A Georgia man is believed to be the 12th American to have passed away either during or after a visit to the #DominicanRepublic.

Tracy Jerome Jester Jr. died in March while on vacation in the Dominican Republic, a death previously unreported despite nine mysterious American tourist deaths since April and 11 in the past year, @forbes reports.

Jester died of “respiratory illness,” following a day of sightseeing, his mother Melody Moore said. Jester was vacationing with his sister when he suddenly began to vomit and complained that he couldn’t breathe.

The issue is, no toxicology report was ordered as he died before other tourist deaths were reported and now his family joins other families demanding answers about the circumstances surrounding the deaths of their loved ones.
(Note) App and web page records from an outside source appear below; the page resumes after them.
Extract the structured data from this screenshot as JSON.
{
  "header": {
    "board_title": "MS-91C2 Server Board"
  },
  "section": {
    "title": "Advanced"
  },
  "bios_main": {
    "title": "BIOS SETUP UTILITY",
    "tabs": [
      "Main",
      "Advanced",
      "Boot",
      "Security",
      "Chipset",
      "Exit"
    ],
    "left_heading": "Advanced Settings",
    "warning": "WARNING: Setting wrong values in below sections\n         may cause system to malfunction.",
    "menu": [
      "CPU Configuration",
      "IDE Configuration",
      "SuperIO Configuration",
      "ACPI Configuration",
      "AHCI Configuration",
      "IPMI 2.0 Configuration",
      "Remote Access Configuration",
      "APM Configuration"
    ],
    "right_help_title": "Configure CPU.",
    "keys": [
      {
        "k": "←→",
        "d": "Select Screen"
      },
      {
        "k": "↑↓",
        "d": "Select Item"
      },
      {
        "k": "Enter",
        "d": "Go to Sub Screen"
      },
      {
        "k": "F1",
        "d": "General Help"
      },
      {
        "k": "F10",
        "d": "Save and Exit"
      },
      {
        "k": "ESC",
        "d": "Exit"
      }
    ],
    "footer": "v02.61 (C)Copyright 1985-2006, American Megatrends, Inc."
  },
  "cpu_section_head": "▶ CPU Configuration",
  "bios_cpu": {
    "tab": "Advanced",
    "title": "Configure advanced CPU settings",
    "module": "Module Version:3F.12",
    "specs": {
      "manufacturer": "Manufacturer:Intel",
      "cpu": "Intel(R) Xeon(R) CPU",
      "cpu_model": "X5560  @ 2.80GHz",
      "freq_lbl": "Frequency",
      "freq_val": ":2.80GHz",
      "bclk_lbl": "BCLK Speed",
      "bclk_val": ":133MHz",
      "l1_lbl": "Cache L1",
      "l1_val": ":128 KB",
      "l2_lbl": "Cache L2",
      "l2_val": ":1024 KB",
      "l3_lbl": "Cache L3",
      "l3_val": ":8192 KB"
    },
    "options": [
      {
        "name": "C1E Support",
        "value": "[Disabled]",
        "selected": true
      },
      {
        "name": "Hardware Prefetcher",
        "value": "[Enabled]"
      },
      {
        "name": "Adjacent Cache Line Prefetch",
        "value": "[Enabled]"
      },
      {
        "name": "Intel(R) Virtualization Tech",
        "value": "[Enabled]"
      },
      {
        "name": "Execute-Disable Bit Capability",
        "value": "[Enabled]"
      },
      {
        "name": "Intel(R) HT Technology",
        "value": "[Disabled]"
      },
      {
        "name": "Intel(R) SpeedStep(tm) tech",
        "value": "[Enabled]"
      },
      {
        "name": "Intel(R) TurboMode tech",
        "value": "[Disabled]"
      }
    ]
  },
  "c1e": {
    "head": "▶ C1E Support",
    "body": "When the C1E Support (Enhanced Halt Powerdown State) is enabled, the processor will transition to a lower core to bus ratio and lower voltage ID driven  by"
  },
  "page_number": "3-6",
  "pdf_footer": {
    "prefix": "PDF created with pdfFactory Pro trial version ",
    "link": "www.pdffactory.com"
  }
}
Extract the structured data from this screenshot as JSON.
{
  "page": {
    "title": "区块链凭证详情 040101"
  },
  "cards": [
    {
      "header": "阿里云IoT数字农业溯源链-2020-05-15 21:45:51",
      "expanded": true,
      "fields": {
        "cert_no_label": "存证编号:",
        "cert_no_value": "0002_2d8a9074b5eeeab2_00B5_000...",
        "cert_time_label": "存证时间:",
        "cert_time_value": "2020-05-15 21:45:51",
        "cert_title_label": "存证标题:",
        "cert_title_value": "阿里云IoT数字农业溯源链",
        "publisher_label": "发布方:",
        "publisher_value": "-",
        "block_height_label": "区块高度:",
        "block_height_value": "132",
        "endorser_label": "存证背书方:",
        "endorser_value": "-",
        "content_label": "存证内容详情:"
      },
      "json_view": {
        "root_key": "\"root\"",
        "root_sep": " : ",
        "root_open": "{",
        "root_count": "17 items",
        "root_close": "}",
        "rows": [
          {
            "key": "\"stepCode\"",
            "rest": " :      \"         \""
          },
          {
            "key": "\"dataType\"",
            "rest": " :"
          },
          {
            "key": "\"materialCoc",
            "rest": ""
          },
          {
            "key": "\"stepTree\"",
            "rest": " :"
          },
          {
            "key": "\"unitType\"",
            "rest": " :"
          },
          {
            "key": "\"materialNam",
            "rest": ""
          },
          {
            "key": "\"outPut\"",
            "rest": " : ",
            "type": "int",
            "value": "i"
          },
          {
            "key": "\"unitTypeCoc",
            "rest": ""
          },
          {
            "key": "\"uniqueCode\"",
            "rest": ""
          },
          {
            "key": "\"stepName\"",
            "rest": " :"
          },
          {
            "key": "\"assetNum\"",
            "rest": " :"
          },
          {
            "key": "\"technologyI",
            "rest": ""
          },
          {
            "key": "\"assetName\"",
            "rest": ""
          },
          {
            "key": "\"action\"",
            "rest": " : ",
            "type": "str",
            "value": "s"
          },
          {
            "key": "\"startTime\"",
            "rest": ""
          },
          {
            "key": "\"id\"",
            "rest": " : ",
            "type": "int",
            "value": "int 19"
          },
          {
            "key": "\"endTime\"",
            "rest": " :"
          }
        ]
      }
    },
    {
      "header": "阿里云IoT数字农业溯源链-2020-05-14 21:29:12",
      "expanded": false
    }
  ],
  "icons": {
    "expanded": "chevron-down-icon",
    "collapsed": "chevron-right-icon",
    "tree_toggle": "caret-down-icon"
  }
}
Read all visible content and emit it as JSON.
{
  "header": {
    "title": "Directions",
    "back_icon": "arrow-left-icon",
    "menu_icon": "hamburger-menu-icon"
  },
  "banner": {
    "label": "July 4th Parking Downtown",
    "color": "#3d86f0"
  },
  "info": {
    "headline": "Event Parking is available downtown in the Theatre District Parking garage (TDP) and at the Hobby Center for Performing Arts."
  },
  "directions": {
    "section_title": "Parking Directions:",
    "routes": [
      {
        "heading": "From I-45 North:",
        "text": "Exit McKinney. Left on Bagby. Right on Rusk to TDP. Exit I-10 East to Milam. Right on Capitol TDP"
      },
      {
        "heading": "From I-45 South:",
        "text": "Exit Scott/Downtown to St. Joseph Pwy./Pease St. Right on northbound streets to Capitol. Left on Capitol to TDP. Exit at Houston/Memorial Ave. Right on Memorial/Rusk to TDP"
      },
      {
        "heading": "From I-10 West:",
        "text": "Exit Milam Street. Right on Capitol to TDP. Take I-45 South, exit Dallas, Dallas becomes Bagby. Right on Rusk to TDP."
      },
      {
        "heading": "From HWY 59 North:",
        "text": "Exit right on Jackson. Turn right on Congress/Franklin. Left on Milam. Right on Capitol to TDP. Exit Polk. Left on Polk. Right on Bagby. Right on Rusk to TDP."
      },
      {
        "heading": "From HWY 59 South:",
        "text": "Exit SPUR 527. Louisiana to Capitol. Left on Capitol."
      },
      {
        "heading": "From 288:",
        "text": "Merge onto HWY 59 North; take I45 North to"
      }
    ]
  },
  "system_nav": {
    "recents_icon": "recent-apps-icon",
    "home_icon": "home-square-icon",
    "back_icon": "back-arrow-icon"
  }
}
Government officials maintain that these are isolated events but families are putting pressure on officials to give them more information.

According to the U.S. State Department, there is no “uptick” in the number of American deaths in the Dominican Republic despite the recent media attention. 

“We can confirm the death of a U.S. citizen in the Dominican Republic in March 2019. We offer our sincerest condolences to the family for their loss. Out of respect for the family during this difficult time, we do not have additional information to provide,” said a spokesperson in a statement.

“I would like to know the truth,” Moore said. According to ABC News, she reached out to the FBI for help but hasn’t met with the agency on the matter.

U.S. House representative and Dominican native Adriano Espaillat visited the island nation in early July to meet with officials and tourism executives to discuss the safety of American visitors. 

Espaillat made six recommendations as a result, including a call to increase standards for monitoring the quality of food and alcohol.

The FBI has conducted toxicology tests on three of the victims but despite reports they would be released, they are not ready yet, or have not yet been made available to the public. Similarities between some victims’ autopsy reports and symptoms prior to death have raised questions about what’s actually happening in the DR.

Three of the victims reportedly had an alcoholic drink immediately prior to their deaths, prompting the Hard Rock Hotel & Casino in Punta Cana (where two of those victims died) to remove the liquor dispensers from their minibars. 

More suspicious incidents, like the woman violently beaten at a resort and a group of high schoolers falling violently ill, have gone unexplained.

The Dominican Republic is rated a two out of four on the U.S. State Department’s travel warning scale, last updated on April 15th. 

“Exercise increased caution due to crime. Violent crime, including armed robbery, homicide, and sexual assault is a concern throughout the Dominican Republic,” reads the advisory.

TSR STAFF: Christina C! @cdelafresh